In a case of great importance to insurers underwriting risks in the financial services sector, the High Court in Selig v Wealthsure Pty Ltd has confirmed that the proportionate liability regime contained in Div 2A of Part 7.10 of the Corporations Act 2001 (Cth) applies solely to contraventions of s1041H (that is, claims of misleading or deceptive conduct in the provision of financial products or services), and does not extend to other claims arising from the same facts.

This decision has wide reaching ramifications as plaintiffs will often plead a claim under s1041H as an alternative to other causes of action. As a result of Selig, if a plaintiff is also successful in claiming the same damages on the same facts pursuant to an alternative cause of action where proportionate liability does not apply (such as contravention of other statutory provisions in the Corporations Act), then the damages awarded will not be apportioned.

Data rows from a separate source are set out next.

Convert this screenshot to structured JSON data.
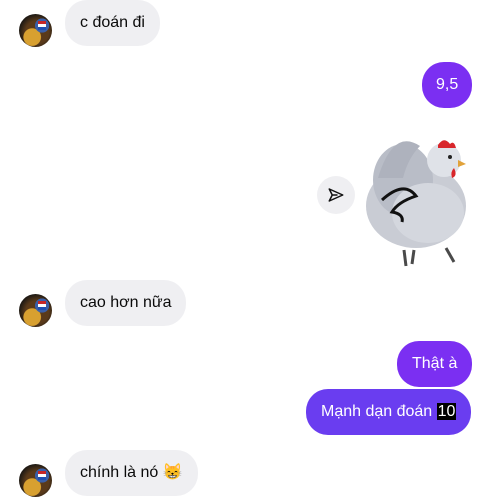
{
  "messages": {
    "m1": "c đoán đi",
    "m2": "9,5",
    "m3": "cao hơn nữa",
    "m4": "Thật à",
    "m5_text": "Mạnh dạn đoán ",
    "m5_hl": "10",
    "m6": "chính là nó 😸"
  },
  "colors": {
    "outgoing_bubble": "#7b2ff2",
    "incoming_bubble": "#efeff2"
  },
  "icons": {
    "share": "send-icon",
    "sticker": "chicken-sticker"
  }
}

Without the application of proportionate liability, a plaintiff is entitled to obtain payment of the entire judgment sum from a “deep pocket” defendant (such as an insurer). It would then be incumbent on that defendant to seek contribution from any other defendants. In Selig, this course was not feasible as some of the other defendants were insolvent or bankrupt.

Further, the case operates as a reminder that a non-party may be ordered to pay costs where they played an active part in the conduct of, and had an interest in the subject of, the litigation. Here, Wealthsure’s professional indemnity policy provided cover to a maximum of US$3 million for any one claim inclusive of legal costs. The insurer decided to attempt to better its position by appealing the first instance judgment. In so doing, funds that it would otherwise have contributed to the judgment sum were diverted to meet the costs of the appeals, at the expense of the plaintiffs. In these circumstances, the Court found it appropriate to award costs against the insurer itself.

A full copy of this decision can be found at: